Keeping each line exactly as it is, output all of the records.

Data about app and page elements

--------------------------------------------------

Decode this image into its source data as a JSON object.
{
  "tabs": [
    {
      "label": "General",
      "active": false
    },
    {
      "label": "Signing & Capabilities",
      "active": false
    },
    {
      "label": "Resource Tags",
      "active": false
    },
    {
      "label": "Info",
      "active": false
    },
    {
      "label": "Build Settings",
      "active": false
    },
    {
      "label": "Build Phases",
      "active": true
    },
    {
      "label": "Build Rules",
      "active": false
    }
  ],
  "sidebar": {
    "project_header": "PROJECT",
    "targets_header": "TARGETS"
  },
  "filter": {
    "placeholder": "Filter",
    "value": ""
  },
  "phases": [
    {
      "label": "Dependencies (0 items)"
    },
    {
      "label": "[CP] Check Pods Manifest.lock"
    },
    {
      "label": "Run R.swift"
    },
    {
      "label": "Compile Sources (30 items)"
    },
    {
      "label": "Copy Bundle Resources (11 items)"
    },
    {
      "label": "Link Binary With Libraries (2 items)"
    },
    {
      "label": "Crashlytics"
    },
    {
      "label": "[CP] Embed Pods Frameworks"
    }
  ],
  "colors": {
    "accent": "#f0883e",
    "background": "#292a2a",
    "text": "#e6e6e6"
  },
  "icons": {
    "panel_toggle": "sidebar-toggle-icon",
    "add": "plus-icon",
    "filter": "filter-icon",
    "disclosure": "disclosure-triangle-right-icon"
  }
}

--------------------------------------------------

• EXERCISE ANSWER:
Decode this image into its source data as a JSON object.
{
  "tabs": [
    {
      "label": "General",
      "active": false
    },
    {
      "label": "Signing & Capabilities",
      "active": false
    },
    {
      "label": "Resource Tags",
      "active": false
    },
    {
      "label": "Info",
      "active": false
    },
    {
      "label": "Build Settings",
      "active": false
    },
    {
      "label": "Build Phases",
      "active": true
    },
    {
      "label": "Build Rules",
      "active": false
    }
  ],
  "sidebar": {
    "project_header": "PROJECT",
    "targets_header": "TARGETS"
  },
  "filter": {
    "placeholder": "Filter",
    "value": ""
  },
  "phases": [
    {
      "label": "Dependencies (0 items)"
    },
    {
      "label": "[CP] Check Pods Manifest.lock"
    },
    {
      "label": "Run R.swift"
    },
    {
      "label": "Compile Sources (30 items)"
    },
    {
      "label": "Copy Bundle Resources (11 items)"
    },
    {
      "label": "Link Binary With Libraries (2 items)"
    },
    {
      "label": "Crashlytics"
    },
    {
      "label": "[CP] Embed Pods Frameworks"
    }
  ],
  "colors": {
    "accent": "#f0883e",
    "background": "#292a2a",
    "text": "#e6e6e6"
  },
  "icons": {
    "panel_toggle": "sidebar-toggle-icon",
    "add": "plus-icon",
    "filter": "filter-icon",
    "disclosure": "disclosure-triangle-right-icon"
  }
}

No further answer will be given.